[Component data from apps and pages]
---

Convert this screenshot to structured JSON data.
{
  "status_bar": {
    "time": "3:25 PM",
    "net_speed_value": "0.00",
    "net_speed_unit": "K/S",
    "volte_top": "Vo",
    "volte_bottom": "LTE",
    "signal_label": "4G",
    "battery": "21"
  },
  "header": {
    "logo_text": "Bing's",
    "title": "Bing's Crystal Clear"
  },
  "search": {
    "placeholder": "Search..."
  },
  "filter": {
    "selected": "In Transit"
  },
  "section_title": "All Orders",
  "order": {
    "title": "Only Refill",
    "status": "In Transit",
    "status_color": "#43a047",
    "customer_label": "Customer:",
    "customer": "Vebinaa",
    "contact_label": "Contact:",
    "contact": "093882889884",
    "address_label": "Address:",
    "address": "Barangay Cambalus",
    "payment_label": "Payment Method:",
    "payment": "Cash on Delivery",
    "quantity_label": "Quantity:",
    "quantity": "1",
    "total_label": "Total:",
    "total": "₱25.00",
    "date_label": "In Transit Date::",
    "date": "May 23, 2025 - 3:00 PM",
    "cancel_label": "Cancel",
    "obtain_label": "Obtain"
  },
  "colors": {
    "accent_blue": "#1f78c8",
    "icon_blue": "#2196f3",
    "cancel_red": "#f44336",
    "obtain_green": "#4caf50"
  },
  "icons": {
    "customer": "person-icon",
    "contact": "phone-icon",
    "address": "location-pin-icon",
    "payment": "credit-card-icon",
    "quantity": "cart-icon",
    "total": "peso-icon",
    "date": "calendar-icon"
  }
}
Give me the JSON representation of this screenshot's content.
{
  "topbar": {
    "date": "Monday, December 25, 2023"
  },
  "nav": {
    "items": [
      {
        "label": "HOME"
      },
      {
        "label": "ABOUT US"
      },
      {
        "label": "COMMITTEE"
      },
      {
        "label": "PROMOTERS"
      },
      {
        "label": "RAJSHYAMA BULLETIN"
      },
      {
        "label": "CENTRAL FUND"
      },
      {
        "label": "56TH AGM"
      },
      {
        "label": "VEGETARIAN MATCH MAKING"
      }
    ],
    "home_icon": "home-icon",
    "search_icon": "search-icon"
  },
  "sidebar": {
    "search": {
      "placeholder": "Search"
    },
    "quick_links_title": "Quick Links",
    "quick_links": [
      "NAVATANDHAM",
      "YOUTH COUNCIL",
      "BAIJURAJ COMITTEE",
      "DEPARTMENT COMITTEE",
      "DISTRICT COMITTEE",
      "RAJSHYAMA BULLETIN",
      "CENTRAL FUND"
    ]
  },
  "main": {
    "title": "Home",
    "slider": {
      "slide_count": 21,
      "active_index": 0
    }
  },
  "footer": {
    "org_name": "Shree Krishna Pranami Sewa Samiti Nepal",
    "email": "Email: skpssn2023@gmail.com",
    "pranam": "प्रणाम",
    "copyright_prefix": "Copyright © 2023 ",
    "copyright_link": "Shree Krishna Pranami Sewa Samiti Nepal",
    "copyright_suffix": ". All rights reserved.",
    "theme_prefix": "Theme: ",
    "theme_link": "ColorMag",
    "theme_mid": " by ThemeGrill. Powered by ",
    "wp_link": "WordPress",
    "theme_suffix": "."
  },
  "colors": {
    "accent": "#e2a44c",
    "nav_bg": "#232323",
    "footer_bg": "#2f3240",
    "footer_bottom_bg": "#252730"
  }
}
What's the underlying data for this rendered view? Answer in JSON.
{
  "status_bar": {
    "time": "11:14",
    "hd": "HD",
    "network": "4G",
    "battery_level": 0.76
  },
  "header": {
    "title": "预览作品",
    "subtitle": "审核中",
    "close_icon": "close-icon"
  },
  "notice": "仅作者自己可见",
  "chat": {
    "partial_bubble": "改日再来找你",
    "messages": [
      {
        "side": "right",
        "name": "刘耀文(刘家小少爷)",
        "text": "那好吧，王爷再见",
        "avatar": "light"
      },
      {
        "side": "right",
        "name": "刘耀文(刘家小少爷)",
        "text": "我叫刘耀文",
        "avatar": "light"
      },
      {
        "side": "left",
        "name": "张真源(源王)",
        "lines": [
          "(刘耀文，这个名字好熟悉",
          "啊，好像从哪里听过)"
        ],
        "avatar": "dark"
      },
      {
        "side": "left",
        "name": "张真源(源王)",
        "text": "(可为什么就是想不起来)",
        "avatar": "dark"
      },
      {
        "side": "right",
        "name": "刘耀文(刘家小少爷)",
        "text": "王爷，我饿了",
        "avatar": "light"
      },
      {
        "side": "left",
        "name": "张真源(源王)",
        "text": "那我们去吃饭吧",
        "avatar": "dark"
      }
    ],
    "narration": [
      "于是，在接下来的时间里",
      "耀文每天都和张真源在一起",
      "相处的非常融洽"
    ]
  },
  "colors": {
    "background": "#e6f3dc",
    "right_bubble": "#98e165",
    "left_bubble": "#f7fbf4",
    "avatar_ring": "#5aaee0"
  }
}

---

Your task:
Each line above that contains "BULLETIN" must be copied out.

Result of this task:
        "label": "RAJSHYAMA BULLETIN"
      "RAJSHYAMA BULLETIN",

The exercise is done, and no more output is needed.